To me a yoga room is a safe space. It is well lit with lamps and takes advantage of natural sunlight using windows. For hot yoga, the fans regulate the temperature of the room to create the most comfort for your practice. Wood floor is best, as it is easier to clean for a hot class and does not absorb the smell like a carpet floor would These are the physical attributes of the room that contribute to a great practice.
The feeling of the room is entirely up to the teacher. It should be a place where you recognize you are safe. If you are the teacher and you use harsh words, or make someone uncomfortable, you have altered the feeling of the room and it is very difficult to regain the trust of your students. As a teacher it should be your goal to create comfort, be mindful of others and their comfort levels. It takes a lot of trust just to come to a studio! “I’m in my pajamas (or bathing suit) I’m gonna move my body all around you all-strangers in this hot room…sorry if I sweat on you.” It’s scary at first. As a teacher recognize those fears of yourself and your students and use your voice, cues and sometimes gentle assistance to let them know, “I’m hear for you, don’t be scared, I’m just so happy you are here. We are all in this together.”
I’ve been in a room where the teacher got upset and the whole room’s shoulders went up to their ears.

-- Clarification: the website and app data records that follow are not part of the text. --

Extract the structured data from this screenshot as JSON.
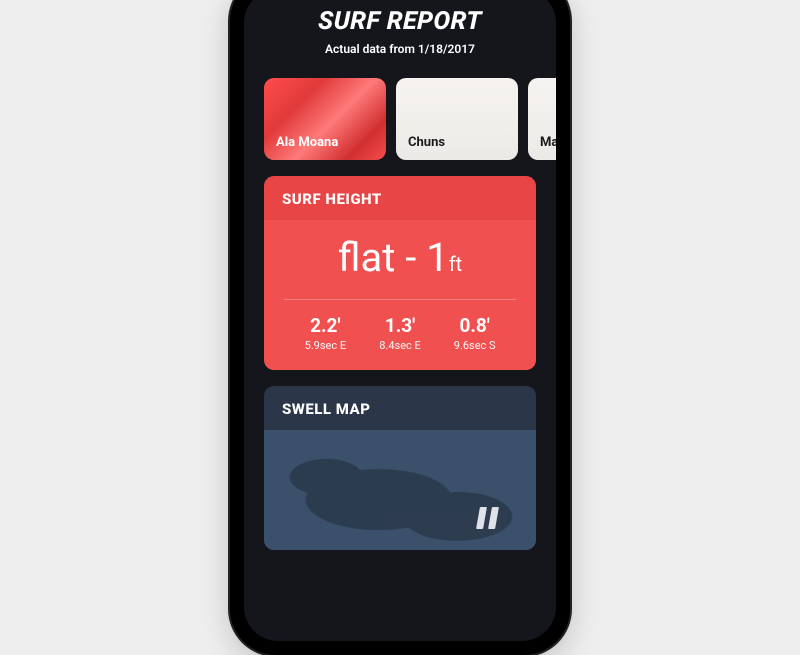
{
  "header": {
    "title": "SURF REPORT",
    "subtitle": "Actual data from 1/18/2017"
  },
  "spots": [
    {
      "name": "Ala Moana",
      "selected": true
    },
    {
      "name": "Chuns",
      "selected": false
    },
    {
      "name": "Maka",
      "selected": false
    }
  ],
  "surf_height": {
    "label": "SURF HEIGHT",
    "summary_prefix": "flat - 1",
    "summary_unit": "ft",
    "readings": [
      {
        "value": "2.2'",
        "meta": "5.9sec E"
      },
      {
        "value": "1.3'",
        "meta": "8.4sec E"
      },
      {
        "value": "0.8'",
        "meta": "9.6sec S"
      }
    ]
  },
  "swell_map": {
    "label": "SWELL MAP"
  },
  "colors": {
    "accent": "#f15050",
    "accent_dark": "#e84646",
    "map_bg": "#3a506b",
    "map_land": "#2c3a4d",
    "screen_bg": "#14161b"
  }
}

An extreme case but it sticks in my memory.
I’ve also walked into a teacher training and had a teacher welcome me with a smile and ask me to join and greet me with a hug. I was so embarrassed walking in, but she made me feel so comfortable and happy to be there.
Be mindful of your words, gentle with others trust and practice your own meditation, so that others may practice theirs. Remember humor is good, and always appreciated in class. Just a little smile to lighten up on the load of a difficult practice.